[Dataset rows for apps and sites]
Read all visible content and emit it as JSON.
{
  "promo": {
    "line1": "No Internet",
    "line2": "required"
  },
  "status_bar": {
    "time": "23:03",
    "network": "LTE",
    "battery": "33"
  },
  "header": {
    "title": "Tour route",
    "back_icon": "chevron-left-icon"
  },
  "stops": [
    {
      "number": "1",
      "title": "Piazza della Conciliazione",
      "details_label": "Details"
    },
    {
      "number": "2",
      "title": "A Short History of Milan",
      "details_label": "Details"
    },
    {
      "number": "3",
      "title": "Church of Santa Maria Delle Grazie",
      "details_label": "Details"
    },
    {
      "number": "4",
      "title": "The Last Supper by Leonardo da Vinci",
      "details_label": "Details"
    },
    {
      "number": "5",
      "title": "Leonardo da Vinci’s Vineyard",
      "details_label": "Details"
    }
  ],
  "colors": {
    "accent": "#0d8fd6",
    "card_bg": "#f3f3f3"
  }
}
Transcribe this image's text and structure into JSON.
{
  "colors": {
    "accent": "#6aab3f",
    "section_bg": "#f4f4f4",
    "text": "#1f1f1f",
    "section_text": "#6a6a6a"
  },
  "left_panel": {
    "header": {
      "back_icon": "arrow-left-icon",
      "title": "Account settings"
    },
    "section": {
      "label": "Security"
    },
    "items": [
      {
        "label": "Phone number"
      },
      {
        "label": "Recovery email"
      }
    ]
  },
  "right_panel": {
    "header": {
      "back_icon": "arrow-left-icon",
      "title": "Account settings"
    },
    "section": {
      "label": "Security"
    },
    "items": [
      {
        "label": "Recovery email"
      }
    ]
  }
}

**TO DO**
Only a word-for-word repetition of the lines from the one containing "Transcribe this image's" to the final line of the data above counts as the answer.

**RESPONSE AREA**
Transcribe this image's text and structure into JSON.
{
  "colors": {
    "accent": "#6aab3f",
    "section_bg": "#f4f4f4",
    "text": "#1f1f1f",
    "section_text": "#6a6a6a"
  },
  "left_panel": {
    "header": {
      "back_icon": "arrow-left-icon",
      "title": "Account settings"
    },
    "section": {
      "label": "Security"
    },
    "items": [
      {
        "label": "Phone number"
      },
      {
        "label": "Recovery email"
      }
    ]
  },
  "right_panel": {
    "header": {
      "back_icon": "arrow-left-icon",
      "title": "Account settings"
    },
    "section": {
      "label": "Security"
    },
    "items": [
      {
        "label": "Recovery email"
      }
    ]
  }
}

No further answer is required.